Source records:
^^^^^^^^
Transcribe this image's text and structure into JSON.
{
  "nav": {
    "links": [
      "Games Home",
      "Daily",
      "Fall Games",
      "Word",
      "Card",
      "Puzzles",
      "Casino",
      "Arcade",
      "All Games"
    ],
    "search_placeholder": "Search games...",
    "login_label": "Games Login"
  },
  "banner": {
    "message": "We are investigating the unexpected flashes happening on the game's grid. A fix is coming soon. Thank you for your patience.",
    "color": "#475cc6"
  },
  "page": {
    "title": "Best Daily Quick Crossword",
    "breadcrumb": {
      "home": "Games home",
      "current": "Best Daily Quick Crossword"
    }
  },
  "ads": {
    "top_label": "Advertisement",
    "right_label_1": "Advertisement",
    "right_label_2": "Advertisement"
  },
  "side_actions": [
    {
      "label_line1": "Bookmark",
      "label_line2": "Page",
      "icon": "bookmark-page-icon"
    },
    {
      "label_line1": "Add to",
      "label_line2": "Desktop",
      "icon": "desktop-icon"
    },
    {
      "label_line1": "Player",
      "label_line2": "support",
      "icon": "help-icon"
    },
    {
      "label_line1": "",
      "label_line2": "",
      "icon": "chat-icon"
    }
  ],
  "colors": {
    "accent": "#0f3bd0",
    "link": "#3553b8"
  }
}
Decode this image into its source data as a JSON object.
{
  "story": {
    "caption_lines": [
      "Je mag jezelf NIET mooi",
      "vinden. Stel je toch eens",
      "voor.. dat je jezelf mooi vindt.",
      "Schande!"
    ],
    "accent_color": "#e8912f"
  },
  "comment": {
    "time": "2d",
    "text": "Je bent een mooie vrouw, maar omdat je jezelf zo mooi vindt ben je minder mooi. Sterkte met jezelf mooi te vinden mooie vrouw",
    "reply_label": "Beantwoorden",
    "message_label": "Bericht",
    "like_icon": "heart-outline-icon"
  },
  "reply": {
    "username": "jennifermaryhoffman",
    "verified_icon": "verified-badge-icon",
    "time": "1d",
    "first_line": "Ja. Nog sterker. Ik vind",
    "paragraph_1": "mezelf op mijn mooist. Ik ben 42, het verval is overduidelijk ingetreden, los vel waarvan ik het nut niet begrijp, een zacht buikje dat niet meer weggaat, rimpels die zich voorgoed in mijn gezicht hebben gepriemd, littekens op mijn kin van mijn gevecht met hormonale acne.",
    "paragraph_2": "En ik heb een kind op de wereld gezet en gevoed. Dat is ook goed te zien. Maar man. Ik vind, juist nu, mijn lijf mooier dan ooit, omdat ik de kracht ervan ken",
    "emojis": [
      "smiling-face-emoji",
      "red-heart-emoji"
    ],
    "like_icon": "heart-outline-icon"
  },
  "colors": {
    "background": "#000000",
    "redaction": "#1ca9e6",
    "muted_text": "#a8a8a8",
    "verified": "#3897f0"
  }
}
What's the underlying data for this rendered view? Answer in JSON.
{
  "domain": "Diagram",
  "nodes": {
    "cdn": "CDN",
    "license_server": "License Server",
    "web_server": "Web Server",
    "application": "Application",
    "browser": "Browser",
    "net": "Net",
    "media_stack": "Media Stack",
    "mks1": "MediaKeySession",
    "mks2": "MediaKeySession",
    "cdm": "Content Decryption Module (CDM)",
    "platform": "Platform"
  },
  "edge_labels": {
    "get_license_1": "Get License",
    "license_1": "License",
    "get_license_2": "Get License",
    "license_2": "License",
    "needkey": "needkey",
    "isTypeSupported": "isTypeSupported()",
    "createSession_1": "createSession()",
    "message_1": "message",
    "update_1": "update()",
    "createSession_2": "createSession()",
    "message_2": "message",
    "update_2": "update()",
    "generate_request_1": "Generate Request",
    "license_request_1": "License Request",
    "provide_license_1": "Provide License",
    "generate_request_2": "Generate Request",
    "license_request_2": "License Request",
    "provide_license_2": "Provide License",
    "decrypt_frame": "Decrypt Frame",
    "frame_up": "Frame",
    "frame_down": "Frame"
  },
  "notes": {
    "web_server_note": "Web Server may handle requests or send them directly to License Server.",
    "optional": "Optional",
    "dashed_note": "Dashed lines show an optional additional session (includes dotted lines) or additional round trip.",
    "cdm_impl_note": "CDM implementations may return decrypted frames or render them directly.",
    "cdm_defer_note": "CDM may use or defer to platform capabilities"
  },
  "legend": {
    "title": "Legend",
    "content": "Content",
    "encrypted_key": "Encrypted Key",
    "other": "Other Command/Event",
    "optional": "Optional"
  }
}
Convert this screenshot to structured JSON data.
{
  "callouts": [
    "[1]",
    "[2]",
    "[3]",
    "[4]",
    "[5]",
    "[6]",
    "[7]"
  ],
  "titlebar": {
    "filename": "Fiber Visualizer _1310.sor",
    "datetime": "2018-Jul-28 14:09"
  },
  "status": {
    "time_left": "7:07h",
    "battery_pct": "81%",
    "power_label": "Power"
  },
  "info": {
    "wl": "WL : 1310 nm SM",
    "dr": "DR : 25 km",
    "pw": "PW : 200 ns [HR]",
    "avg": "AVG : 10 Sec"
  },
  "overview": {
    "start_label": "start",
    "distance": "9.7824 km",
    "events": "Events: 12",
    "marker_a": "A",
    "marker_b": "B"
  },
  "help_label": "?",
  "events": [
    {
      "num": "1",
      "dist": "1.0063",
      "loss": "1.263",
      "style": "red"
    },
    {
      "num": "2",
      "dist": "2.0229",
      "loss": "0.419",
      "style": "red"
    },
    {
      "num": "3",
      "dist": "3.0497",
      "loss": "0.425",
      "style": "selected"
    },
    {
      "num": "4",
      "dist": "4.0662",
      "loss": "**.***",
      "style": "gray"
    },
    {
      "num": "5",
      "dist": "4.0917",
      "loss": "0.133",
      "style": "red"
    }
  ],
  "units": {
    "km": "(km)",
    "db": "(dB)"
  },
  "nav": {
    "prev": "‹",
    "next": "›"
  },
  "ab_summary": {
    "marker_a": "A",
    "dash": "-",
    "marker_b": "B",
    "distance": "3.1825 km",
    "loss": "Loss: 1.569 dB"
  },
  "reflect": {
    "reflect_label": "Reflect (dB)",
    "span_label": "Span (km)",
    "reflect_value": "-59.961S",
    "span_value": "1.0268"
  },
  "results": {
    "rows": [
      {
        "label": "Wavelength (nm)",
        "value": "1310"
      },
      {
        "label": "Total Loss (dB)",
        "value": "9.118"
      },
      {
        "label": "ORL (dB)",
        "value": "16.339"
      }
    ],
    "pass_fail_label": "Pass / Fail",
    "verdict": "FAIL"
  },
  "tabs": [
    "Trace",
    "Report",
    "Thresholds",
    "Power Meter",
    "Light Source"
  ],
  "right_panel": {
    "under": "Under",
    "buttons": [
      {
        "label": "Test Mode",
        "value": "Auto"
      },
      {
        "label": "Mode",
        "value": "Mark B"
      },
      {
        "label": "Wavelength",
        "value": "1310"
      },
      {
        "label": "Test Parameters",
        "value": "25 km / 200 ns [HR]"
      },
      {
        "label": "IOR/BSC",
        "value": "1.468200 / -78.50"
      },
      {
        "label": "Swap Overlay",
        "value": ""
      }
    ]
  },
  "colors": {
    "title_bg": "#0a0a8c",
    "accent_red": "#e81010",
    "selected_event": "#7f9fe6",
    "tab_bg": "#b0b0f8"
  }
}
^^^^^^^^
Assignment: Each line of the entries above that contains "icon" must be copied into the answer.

Solution to this task:
      "icon": "bookmark-page-icon"
      "icon": "desktop-icon"
      "icon": "help-icon"
      "icon": "chat-icon"
    "like_icon": "heart-outline-icon"
    "verified_icon": "verified-badge-icon",
    "like_icon": "heart-outline-icon"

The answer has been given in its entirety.